======== INPUT DATA
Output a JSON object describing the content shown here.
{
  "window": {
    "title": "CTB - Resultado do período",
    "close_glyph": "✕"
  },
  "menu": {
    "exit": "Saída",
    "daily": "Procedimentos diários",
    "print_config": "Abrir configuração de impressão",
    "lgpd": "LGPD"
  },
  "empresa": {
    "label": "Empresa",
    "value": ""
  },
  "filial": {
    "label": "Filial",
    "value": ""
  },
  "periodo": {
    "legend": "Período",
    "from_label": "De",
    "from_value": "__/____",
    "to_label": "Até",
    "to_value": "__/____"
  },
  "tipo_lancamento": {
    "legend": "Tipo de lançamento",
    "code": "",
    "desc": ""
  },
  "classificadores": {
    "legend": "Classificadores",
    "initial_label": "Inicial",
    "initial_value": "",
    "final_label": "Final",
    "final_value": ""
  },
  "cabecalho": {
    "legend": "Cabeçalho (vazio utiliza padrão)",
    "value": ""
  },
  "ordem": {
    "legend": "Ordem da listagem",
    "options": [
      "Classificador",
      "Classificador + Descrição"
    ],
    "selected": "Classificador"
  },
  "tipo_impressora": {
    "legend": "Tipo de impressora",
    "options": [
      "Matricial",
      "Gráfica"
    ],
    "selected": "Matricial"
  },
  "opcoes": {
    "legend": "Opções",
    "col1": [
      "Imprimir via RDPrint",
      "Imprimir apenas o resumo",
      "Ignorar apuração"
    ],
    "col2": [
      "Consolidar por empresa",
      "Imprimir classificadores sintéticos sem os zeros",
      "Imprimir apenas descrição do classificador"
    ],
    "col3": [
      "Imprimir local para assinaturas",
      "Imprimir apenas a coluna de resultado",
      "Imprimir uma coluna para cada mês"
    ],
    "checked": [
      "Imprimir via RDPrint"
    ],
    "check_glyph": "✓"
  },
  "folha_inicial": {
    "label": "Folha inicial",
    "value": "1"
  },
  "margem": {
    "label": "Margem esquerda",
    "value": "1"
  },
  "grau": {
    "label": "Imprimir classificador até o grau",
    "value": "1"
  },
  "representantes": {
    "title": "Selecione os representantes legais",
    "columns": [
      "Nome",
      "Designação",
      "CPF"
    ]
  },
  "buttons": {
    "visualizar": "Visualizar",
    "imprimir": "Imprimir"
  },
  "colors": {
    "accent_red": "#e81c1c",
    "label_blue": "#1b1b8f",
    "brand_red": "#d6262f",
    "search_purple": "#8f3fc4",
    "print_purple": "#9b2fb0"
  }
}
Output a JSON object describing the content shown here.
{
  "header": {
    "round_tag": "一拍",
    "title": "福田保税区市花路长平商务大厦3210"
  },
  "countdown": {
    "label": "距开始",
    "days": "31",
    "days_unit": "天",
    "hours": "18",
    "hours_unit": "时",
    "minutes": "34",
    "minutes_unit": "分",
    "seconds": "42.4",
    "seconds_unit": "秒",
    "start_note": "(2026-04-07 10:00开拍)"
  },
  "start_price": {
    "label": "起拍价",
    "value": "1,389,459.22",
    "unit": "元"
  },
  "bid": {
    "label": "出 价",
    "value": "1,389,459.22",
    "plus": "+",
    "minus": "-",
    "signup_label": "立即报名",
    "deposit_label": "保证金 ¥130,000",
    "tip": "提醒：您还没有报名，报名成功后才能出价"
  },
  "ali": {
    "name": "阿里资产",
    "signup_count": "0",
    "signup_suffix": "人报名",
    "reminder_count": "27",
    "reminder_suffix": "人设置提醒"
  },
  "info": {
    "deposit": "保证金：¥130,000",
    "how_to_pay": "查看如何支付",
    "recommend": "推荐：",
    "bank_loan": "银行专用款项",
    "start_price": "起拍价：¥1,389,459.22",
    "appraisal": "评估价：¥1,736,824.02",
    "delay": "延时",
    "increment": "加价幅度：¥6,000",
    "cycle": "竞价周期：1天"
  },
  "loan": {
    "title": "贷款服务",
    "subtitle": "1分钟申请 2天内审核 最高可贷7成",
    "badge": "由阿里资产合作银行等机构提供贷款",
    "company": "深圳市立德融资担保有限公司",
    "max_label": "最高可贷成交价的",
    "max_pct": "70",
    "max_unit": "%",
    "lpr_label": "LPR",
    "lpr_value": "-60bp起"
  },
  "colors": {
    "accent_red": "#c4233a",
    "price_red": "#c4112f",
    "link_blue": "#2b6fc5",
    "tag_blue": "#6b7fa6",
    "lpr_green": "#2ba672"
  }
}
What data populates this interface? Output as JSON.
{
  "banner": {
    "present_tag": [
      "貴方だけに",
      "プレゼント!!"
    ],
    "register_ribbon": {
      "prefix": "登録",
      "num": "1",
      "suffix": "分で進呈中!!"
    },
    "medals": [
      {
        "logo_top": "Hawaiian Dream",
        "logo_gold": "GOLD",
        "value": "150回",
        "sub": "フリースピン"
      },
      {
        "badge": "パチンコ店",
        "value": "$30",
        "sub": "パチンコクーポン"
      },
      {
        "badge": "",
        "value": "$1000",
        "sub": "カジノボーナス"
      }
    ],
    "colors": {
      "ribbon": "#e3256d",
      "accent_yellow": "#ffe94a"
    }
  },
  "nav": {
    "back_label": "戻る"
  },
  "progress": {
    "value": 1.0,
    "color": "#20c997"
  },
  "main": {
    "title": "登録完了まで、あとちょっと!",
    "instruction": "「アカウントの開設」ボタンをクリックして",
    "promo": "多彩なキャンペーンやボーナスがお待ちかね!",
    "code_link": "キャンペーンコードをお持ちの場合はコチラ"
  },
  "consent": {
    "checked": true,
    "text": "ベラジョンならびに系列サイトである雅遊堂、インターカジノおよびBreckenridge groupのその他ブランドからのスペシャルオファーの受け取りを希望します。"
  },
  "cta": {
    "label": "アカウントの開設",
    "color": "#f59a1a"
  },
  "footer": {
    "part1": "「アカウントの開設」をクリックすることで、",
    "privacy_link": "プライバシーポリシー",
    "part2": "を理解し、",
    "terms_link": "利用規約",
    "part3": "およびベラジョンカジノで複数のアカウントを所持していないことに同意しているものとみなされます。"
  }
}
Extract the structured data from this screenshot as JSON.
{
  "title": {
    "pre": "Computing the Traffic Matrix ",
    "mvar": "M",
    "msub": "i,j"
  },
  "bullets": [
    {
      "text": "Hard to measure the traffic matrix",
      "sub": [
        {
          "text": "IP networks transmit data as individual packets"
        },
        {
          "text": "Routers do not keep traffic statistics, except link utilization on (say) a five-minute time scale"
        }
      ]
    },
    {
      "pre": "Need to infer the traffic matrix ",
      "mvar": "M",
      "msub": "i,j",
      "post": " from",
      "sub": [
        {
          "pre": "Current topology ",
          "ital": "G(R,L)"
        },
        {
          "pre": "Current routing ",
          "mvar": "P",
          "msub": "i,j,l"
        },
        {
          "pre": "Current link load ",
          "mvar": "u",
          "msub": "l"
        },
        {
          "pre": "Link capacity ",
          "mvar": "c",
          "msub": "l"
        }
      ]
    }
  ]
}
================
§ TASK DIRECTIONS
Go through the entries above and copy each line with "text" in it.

§ TASK RESPONSE
    "text": "ベラジョンならびに系列サイトである雅遊堂、インターカジノおよびBreckenridge groupのその他ブランドからのスペシャルオファーの受け取りを希望します。"
      "text": "Hard to measure the traffic matrix",
          "text": "IP networks transmit data as individual packets"
          "text": "Routers do not keep traffic statistics, except link utilization on (say) a five-minute time scale"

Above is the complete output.